A resolution urging Cal Poly to kick Chick-fil-A off campus passed with overwhelming support at the Academic Senate meeting on May 7, but Cal Poly has no plans to remove the fast-food chain.
Academic Senate Vice Chair Thomas Gutierrez argued the franchise’s donations to anti-LGBTQ groups does not align with Cal Poly’s values. The Chick-fil-A Foundation donated more than $1.8 million to groups with a history of anti-LGBTQ discrimination in 2017, according to ThinkProgress.
Gutierrez said Cal Poly already filters their vendors based on their values and that there is no reason Chick-fil-A should be an exception.
“We don’t sell pornography in the bookstore and we don’t have a Hooters on campus — we already pre-select those kind of things based on our existing values,” Gutierrez said. “This is a similar thing. The difference is we’re actually profiting from this. So our money, every dollar a student is spending at Chick-fil-A, is going to these causes that are in violation of our values.”
During the discussion, concerns were raised about the legal ramifications of canceling the franchise contract with the Georgia-based fast-food chain.
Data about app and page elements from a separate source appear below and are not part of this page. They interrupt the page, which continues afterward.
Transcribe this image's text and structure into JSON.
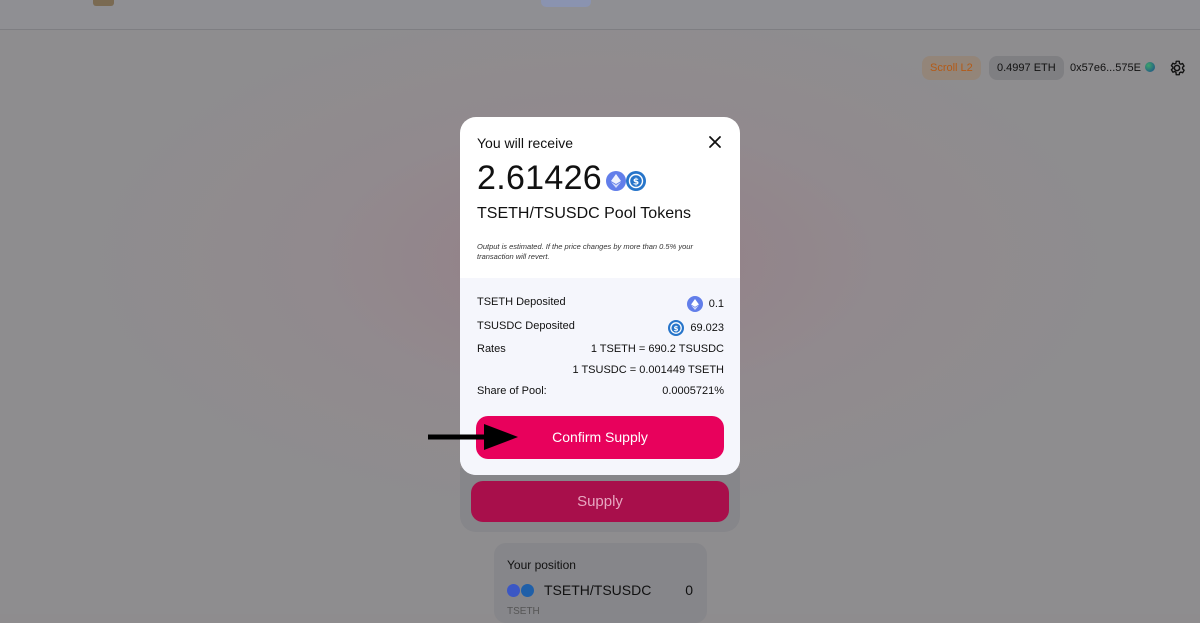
{
  "header": {
    "network": "Scroll L2",
    "balance": "0.4997 ETH",
    "address": "0x57e6...575E"
  },
  "modal": {
    "title": "You will receive",
    "amount": "2.61426",
    "pool_tokens": "TSETH/TSUSDC Pool Tokens",
    "note": "Output is estimated. If the price changes by more than 0.5% your transaction will revert.",
    "rows": [
      {
        "label": "TSETH Deposited",
        "value": "0.1",
        "icon": "eth-icon"
      },
      {
        "label": "TSUSDC Deposited",
        "value": "69.023",
        "icon": "usdc-icon"
      },
      {
        "label": "Rates",
        "value": "1 TSETH = 690.2 TSUSDC"
      },
      {
        "label": "",
        "value": "1 TSUSDC = 0.001449 TSETH"
      },
      {
        "label": "Share of Pool:",
        "value": "0.0005721%"
      }
    ],
    "confirm_label": "Confirm Supply"
  },
  "background": {
    "supply_label": "Supply",
    "position_title": "Your position",
    "position_pair": "TSETH/TSUSDC",
    "position_value": "0",
    "position_sub": "TSETH"
  },
  "colors": {
    "accent": "#e8015c",
    "eth": "#627eea",
    "usdc": "#2775ca",
    "network_text": "#b45a16"
  }
}
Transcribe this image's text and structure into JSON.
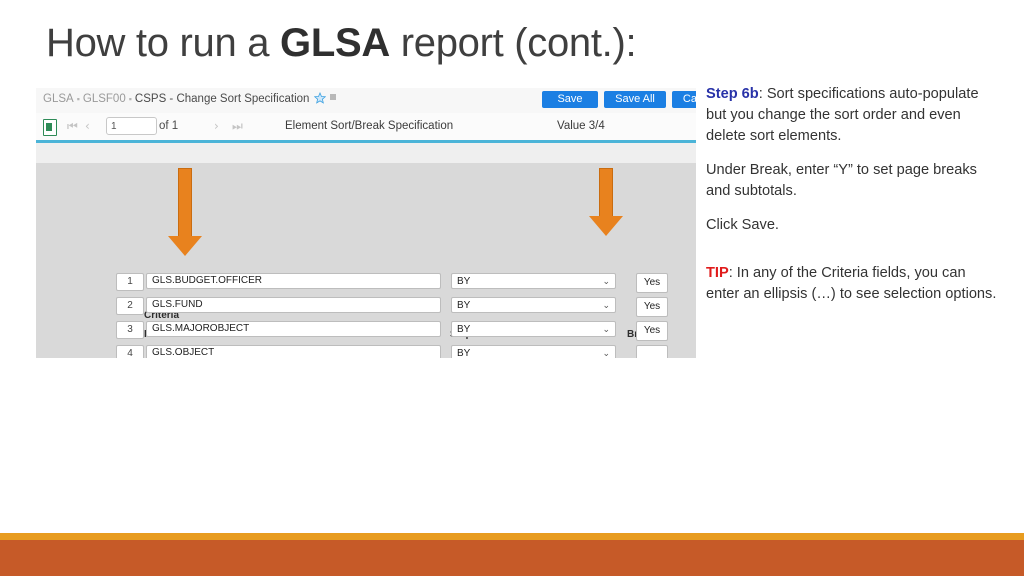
{
  "slide": {
    "title_before": "How to run a ",
    "title_strong": "GLSA",
    "title_after": " report (cont.):"
  },
  "app": {
    "breadcrumb": {
      "item1": "GLSA",
      "item2": "GLSF00",
      "current": "CSPS - Change Sort Specification",
      "separator": "▪"
    },
    "buttons": {
      "save": "Save",
      "save_all": "Save All",
      "cancel": "Cancel"
    },
    "nav": {
      "page_value": "1",
      "page_of": "of 1",
      "center_label": "Element Sort/Break Specification",
      "value_label": "Value 3/4",
      "first_glyph": "⏮",
      "prev_glyph": "‹",
      "next_glyph": "›",
      "last_glyph": "⏭"
    },
    "headers": {
      "criteria": "Criteria",
      "field_name": "Field Name",
      "sequence": "Sequence",
      "break": "Break"
    },
    "rows": [
      {
        "num": "1",
        "field": "GLS.BUDGET.OFFICER",
        "sequence": "BY",
        "break": "Yes"
      },
      {
        "num": "2",
        "field": "GLS.FUND",
        "sequence": "BY",
        "break": "Yes"
      },
      {
        "num": "3",
        "field": "GLS.MAJOROBJECT",
        "sequence": "BY",
        "break": "Yes"
      },
      {
        "num": "4",
        "field": "GLS.OBJECT",
        "sequence": "BY",
        "break": ""
      }
    ],
    "chevron_glyph": "⌄"
  },
  "notes": {
    "step_label": "Step 6b",
    "step_text": ": Sort specifications auto-populate but you change the sort order and even delete sort elements.",
    "para2": "Under Break, enter “Y” to set page breaks and subtotals.",
    "para3": "Click Save.",
    "tip_label": "TIP",
    "tip_text": ": In any of the Criteria fields, you can enter an ellipsis (…) to see selection options."
  },
  "colors": {
    "accent_blue": "#1b7fe3",
    "step_blue": "#2832a8",
    "tip_red": "#e01b1b",
    "arrow_orange": "#e8821e",
    "bar_gold": "#e89c20",
    "bar_orange": "#c65a28",
    "teal_rule": "#4bb4d8"
  }
}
Gutierrez said it would probably be expensive and most likely not a good use of resources to cancel the contract, but he also said he believes there is a possibility to find creative solutions when the time comes.
A five-year contract was signed in 2018 to continue the franchise agreement.
Gutierrez said the main point of the resolution is acknowledging there is a problem.
While there was some opposition in the room about the complications of removing Chick-fil-A, most members said a franchise that supports anti-LGBTQ values does not belong on Cal Poly’s campus.
In response, University Spokesperson Matt Lazier said while Cal Poly disagrees with the values Chick-fil-A CEO Dan Cathy has chosen to make donations to, they have no plans to sever ties with the organization.
“It is the right of each campus member to make their own decisions about supporting – or not supporting – a given business at Cal Poly,” Lazier wrote in an email to Mustang News.
“It is the right of each campus member to make their own decisions about supporting – or not supporting – a given business at Cal Poly”
According to Lazier, ending Cal Poly’s relationship with Chick-fil-A because the administration disagrees with the religious or political beliefs of the franchise would be its own form of censorship and intolerance.
Moving forward, the Academic Senate will urge both the Cal Poly administration and Cal Poly Corporation to “sever ties with Chick-fil-A and terminate the contract with the on-campus franchise” and to “be mindful of the practices and donation patterns of its business partners and that said partners are held to the same high diversity and inclusion standards of as the rest of the campus community,” the resolution read.
Cal Poly is the only California State University with a Chick-fil-A on campus. The Cal Poly Chick-fil-A is the only location in San Luis Obispo County and was recognized for hitting $2 million in sales in 2018, according to Cal Poly Corporation Communications Specialist Aaron Lambert.
Cal Poly Lead Coordinator of LGBTQ Initiatives Samuel Byrd said this is just one example of moral conflicts in the world.
“I think this is a conversation that had been going on for many years,” Byrd said. “And issues like these are seen in more places outside of this campus as well.”